Directions – Return the data exactly, but only from the line containing "Serialize everything readable" through its last line.

|---|

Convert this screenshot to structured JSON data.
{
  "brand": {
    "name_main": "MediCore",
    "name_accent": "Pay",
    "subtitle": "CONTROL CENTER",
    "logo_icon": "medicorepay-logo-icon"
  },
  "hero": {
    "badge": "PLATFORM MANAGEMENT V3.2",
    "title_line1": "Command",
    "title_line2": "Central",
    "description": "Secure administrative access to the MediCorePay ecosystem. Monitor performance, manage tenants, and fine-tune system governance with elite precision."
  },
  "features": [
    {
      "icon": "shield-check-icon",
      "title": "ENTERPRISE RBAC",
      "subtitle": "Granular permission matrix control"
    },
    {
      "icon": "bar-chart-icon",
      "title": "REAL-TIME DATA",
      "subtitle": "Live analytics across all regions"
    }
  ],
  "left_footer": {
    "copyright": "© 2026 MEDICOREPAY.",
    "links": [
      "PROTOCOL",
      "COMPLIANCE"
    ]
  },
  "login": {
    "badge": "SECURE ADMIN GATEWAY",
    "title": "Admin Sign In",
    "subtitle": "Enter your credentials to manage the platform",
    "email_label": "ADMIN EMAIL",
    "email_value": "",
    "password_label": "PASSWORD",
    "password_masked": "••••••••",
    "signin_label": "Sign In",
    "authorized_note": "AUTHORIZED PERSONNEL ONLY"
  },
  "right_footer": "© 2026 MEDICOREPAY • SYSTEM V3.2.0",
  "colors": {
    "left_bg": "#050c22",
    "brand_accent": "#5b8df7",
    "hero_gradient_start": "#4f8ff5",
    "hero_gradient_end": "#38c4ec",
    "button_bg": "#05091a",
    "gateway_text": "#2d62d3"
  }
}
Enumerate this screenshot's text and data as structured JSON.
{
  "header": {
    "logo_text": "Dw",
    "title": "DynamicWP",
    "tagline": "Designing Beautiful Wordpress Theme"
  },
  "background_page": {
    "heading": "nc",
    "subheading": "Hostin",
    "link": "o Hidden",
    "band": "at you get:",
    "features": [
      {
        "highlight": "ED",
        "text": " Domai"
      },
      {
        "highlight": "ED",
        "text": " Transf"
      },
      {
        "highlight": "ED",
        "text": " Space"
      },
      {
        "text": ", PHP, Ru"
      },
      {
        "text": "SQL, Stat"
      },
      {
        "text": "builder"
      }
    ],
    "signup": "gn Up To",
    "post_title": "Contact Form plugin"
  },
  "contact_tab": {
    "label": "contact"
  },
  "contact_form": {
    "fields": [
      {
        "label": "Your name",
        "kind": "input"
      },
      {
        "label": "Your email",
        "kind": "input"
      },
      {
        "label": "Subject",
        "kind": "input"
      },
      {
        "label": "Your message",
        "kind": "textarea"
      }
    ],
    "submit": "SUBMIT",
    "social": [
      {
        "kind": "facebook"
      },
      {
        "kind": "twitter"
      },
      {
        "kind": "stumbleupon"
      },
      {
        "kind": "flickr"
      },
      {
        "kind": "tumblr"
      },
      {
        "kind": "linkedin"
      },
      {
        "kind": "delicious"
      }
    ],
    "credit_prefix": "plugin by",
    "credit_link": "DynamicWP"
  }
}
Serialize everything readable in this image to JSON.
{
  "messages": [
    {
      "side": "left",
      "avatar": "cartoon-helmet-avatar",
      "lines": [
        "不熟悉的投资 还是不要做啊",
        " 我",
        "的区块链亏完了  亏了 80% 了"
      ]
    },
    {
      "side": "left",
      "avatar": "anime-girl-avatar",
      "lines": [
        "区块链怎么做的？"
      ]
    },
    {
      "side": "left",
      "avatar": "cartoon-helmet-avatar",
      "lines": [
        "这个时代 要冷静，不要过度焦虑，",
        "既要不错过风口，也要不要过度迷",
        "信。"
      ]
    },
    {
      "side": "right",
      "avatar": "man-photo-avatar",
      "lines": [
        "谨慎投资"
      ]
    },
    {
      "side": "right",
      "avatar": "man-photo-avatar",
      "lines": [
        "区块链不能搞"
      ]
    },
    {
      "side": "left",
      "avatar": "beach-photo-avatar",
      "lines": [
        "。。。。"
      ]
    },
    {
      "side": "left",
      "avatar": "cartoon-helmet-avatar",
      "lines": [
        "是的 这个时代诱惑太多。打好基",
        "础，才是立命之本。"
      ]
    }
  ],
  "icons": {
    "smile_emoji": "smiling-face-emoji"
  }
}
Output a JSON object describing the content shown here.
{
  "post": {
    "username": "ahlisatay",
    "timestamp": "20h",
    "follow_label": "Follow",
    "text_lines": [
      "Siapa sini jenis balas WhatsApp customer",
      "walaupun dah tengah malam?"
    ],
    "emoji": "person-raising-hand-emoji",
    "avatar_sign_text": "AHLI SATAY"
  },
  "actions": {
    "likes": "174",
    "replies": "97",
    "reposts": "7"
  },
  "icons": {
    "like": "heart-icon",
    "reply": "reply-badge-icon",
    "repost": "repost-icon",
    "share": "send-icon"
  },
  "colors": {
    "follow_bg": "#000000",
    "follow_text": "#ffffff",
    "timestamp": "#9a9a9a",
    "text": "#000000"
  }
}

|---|

Task result –
Serialize everything readable in this image to JSON.
{
  "messages": [
    {
      "side": "left",
      "avatar": "cartoon-helmet-avatar",
      "lines": [
        "不熟悉的投资 还是不要做啊",
        " 我",
        "的区块链亏完了  亏了 80% 了"
      ]
    },
    {
      "side": "left",
      "avatar": "anime-girl-avatar",
      "lines": [
        "区块链怎么做的？"
      ]
    },
    {
      "side": "left",
      "avatar": "cartoon-helmet-avatar",
      "lines": [
        "这个时代 要冷静，不要过度焦虑，",
        "既要不错过风口，也要不要过度迷",
        "信。"
      ]
    },
    {
      "side": "right",
      "avatar": "man-photo-avatar",
      "lines": [
        "谨慎投资"
      ]
    },
    {
      "side": "right",
      "avatar": "man-photo-avatar",
      "lines": [
        "区块链不能搞"
      ]
    },
    {
      "side": "left",
      "avatar": "beach-photo-avatar",
      "lines": [
        "。。。。"
      ]
    },
    {
      "side": "left",
      "avatar": "cartoon-helmet-avatar",
      "lines": [
        "是的 这个时代诱惑太多。打好基",
        "础，才是立命之本。"
      ]
    }
  ],
  "icons": {
    "smile_emoji": "smiling-face-emoji"
  }
}
Output a JSON object describing the content shown here.
{
  "post": {
    "username": "ahlisatay",
    "timestamp": "20h",
    "follow_label": "Follow",
    "text_lines": [
      "Siapa sini jenis balas WhatsApp customer",
      "walaupun dah tengah malam?"
    ],
    "emoji": "person-raising-hand-emoji",
    "avatar_sign_text": "AHLI SATAY"
  },
  "actions": {
    "likes": "174",
    "replies": "97",
    "reposts": "7"
  },
  "icons": {
    "like": "heart-icon",
    "reply": "reply-badge-icon",
    "repost": "repost-icon",
    "share": "send-icon"
  },
  "colors": {
    "follow_bg": "#000000",
    "follow_text": "#ffffff",
    "timestamp": "#9a9a9a",
    "text": "#000000"
  }
}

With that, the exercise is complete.